The report found that the people seeking help last year were 51 percent staff, 25 percent students, 17 percent faculty, and 7 percent others, which could include community members and patients at the UI Hospitals & Clinics.

Additionally, 69 percent were women and 23 percent were racial or ethnic minorities.

“In a way, our office is sort of a barometer for the university to see if people are feeling pressed or not feeling pressed,” Williams said.

One of the focuses of the report this year is abrasive behavior, which includes bullying and perceived disrespect in peers, supervisors, and students, among other complaints, she said.

According to the report, 9 percent of those seeking help last year had concerns related to abrasive behavior.

“This tells our campus that’s something we need to think about,” Williams said. “How can we work better with each other in these ways?”

In response to the issues, the ombudspersons try to find a plan of action. Joyce and Williams said they often make phone calls to various parties in order to mediate solutions. They present information and connect people with resources to solve the problems.

As an informal, confidential resource, the ombudspersons never disclose information to the university or get involved in formal complaints, unless someone is at risk of harm.

However, Joyce said, she worries that undergraduates aren’t always aware of the office as a resource. She hopes more undergraduates will consider the office when they are in need.

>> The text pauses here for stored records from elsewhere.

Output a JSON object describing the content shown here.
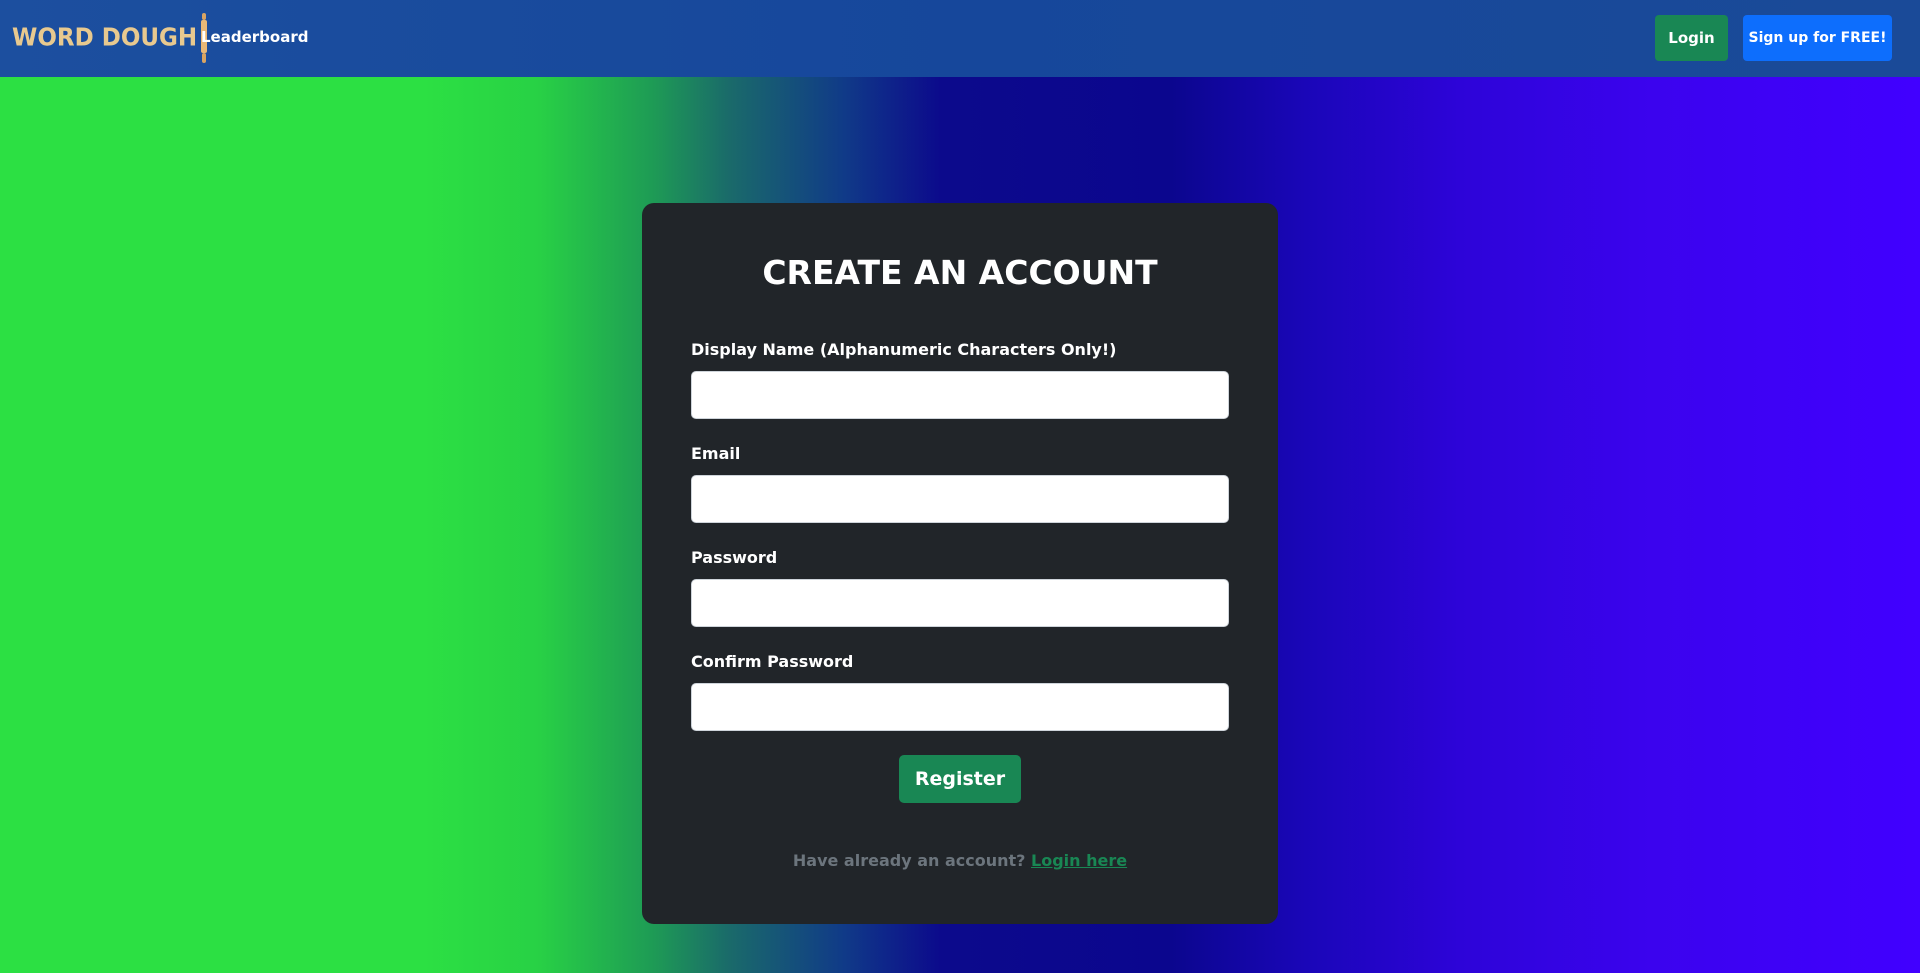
{
  "navbar": {
    "brand": "WORD DOUGH",
    "links": [
      {
        "label": "Leaderboard"
      }
    ],
    "login_label": "Login",
    "signup_label": "Sign up for FREE!"
  },
  "form": {
    "title": "CREATE AN ACCOUNT",
    "fields": [
      {
        "label": "Display Name (Alphanumeric Characters Only!)",
        "value": ""
      },
      {
        "label": "Email",
        "value": ""
      },
      {
        "label": "Password",
        "value": ""
      },
      {
        "label": "Confirm Password",
        "value": ""
      }
    ],
    "submit_label": "Register",
    "footer_text": "Have already an account?",
    "footer_link": "Login here"
  },
  "colors": {
    "navbar": "#16479b",
    "card": "#212529",
    "success": "#198754",
    "primary": "#0d6efd",
    "brand": "#e8c98f",
    "muted": "#6c757d"
  },
  "icons": {
    "brand_icon": "rolling-pin-icon"
  }
}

“This is a very welcoming office, and the problems that the office hears about and tries to help with range from the really trivial to the really serious,” former ombudsperson and UI law Clinical Professor Lois Cox said. “It’s an office for everyone.”